*** Begin section ***
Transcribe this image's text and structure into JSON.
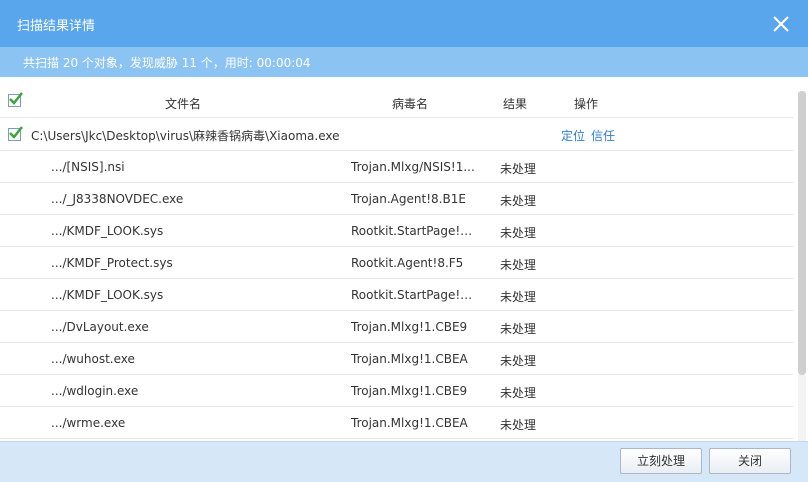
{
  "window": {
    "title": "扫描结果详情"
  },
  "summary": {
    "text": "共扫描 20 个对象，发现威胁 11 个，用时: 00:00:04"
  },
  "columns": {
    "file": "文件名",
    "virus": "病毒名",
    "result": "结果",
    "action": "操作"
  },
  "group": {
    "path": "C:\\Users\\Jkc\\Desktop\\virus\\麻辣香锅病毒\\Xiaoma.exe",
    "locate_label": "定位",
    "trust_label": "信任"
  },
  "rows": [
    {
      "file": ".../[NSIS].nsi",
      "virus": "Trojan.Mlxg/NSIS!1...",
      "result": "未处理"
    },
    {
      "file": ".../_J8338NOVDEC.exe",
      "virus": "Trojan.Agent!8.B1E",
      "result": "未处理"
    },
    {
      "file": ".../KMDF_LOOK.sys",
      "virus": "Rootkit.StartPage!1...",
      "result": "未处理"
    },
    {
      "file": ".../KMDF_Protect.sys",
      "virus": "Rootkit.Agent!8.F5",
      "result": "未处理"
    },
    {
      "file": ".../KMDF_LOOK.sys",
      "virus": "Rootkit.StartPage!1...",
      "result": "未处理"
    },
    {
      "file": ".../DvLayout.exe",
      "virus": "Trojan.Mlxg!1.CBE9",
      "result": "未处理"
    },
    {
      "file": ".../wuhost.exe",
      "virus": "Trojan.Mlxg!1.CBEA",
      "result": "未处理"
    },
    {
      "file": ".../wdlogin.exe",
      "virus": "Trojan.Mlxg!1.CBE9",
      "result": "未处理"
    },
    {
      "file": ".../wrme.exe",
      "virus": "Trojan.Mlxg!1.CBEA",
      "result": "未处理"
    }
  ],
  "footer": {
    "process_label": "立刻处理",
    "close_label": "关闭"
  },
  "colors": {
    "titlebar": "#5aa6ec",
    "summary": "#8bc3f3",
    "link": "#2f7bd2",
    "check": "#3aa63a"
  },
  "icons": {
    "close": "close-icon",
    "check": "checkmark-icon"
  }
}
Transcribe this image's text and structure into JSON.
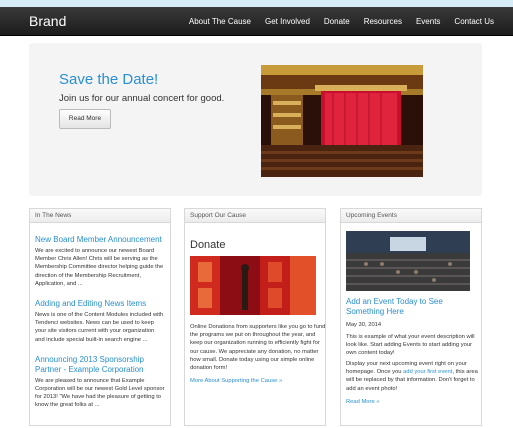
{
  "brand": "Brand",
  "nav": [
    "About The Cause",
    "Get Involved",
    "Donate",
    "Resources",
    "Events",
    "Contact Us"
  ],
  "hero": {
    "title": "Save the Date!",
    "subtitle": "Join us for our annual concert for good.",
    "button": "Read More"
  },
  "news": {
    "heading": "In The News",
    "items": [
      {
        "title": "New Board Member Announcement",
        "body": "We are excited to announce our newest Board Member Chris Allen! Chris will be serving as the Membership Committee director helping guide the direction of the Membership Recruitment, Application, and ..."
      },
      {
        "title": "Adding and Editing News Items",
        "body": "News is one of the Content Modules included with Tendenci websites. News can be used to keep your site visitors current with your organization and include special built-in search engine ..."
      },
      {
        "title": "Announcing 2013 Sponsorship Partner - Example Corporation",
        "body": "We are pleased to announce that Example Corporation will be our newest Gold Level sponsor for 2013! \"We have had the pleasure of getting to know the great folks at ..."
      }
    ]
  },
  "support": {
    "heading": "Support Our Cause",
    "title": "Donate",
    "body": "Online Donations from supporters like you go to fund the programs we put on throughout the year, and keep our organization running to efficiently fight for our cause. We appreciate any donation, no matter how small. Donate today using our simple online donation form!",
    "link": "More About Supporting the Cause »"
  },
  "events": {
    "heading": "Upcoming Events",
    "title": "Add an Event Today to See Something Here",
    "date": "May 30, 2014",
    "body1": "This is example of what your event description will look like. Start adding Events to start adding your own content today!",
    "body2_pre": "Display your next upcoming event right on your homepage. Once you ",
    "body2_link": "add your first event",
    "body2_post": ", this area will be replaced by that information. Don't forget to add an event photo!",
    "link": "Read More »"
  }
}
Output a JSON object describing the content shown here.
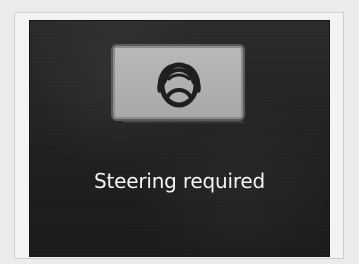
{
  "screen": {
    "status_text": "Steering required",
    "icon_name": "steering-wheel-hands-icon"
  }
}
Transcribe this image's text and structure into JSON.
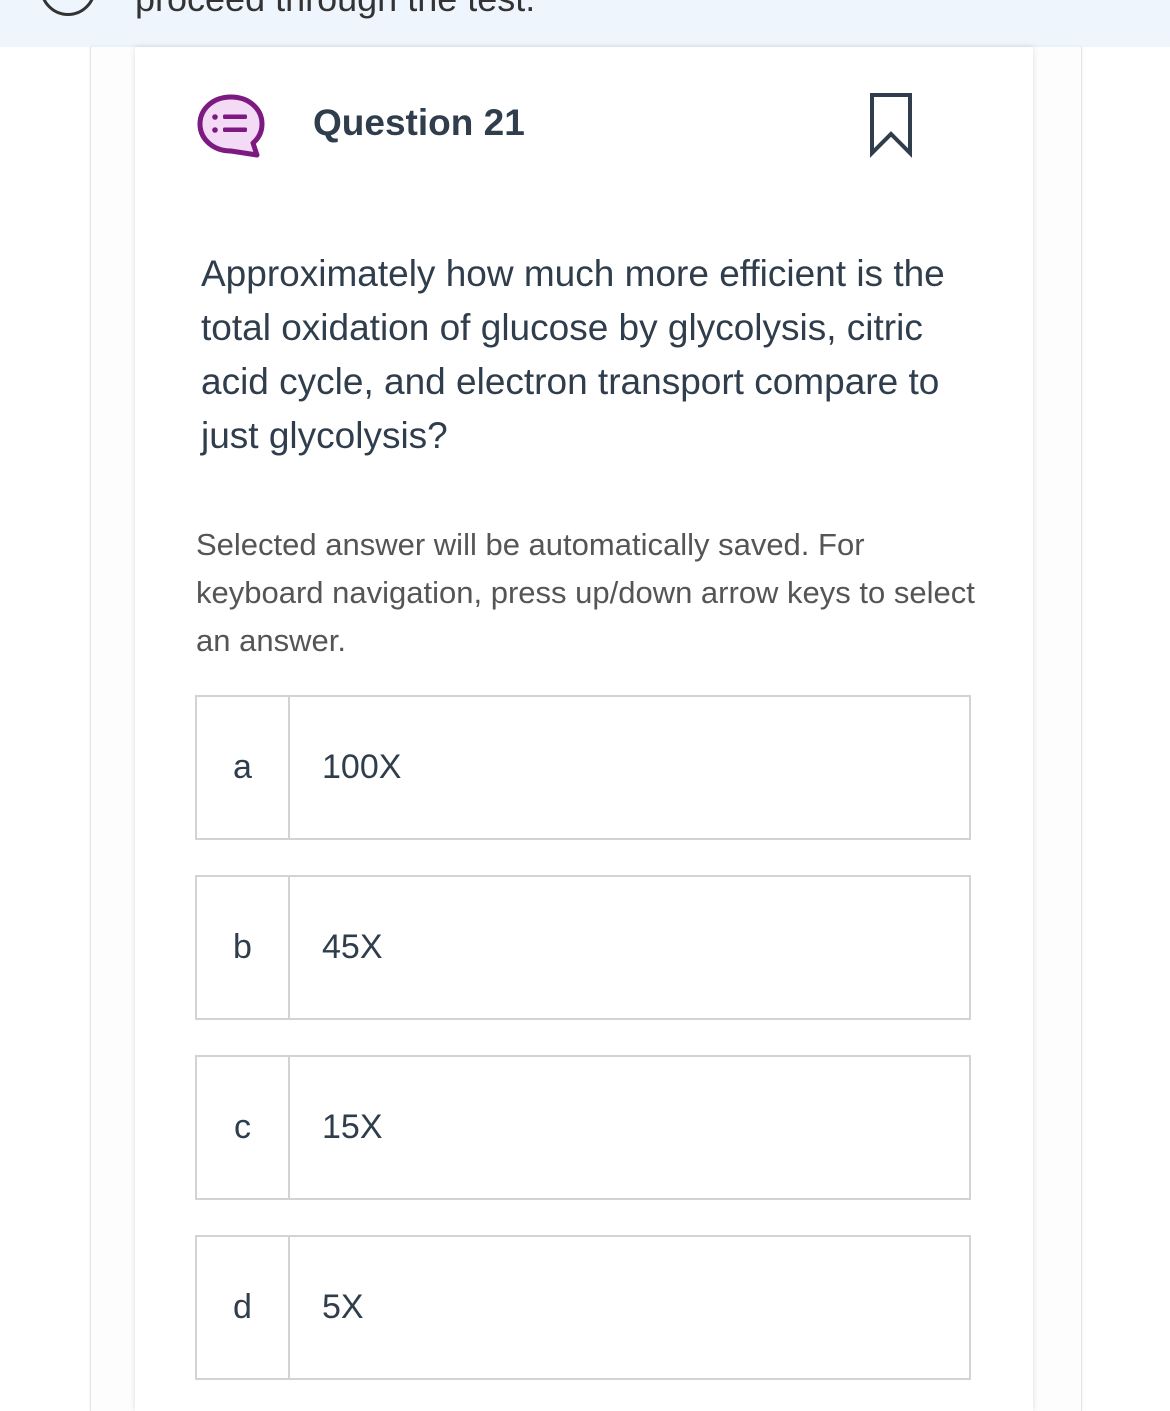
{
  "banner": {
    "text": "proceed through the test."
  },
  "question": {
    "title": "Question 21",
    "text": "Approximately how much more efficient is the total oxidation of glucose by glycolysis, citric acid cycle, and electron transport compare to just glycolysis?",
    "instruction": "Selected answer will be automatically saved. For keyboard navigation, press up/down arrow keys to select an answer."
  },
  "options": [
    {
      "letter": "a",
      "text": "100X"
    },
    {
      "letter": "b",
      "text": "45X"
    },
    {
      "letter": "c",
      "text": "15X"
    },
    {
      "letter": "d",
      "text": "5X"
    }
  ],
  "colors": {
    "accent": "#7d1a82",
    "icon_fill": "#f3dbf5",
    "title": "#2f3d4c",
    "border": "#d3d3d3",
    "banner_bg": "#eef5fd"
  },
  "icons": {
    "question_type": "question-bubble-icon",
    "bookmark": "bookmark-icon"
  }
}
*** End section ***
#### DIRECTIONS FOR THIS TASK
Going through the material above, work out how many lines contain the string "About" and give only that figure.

#### RESULT OF THE EXERCISE
2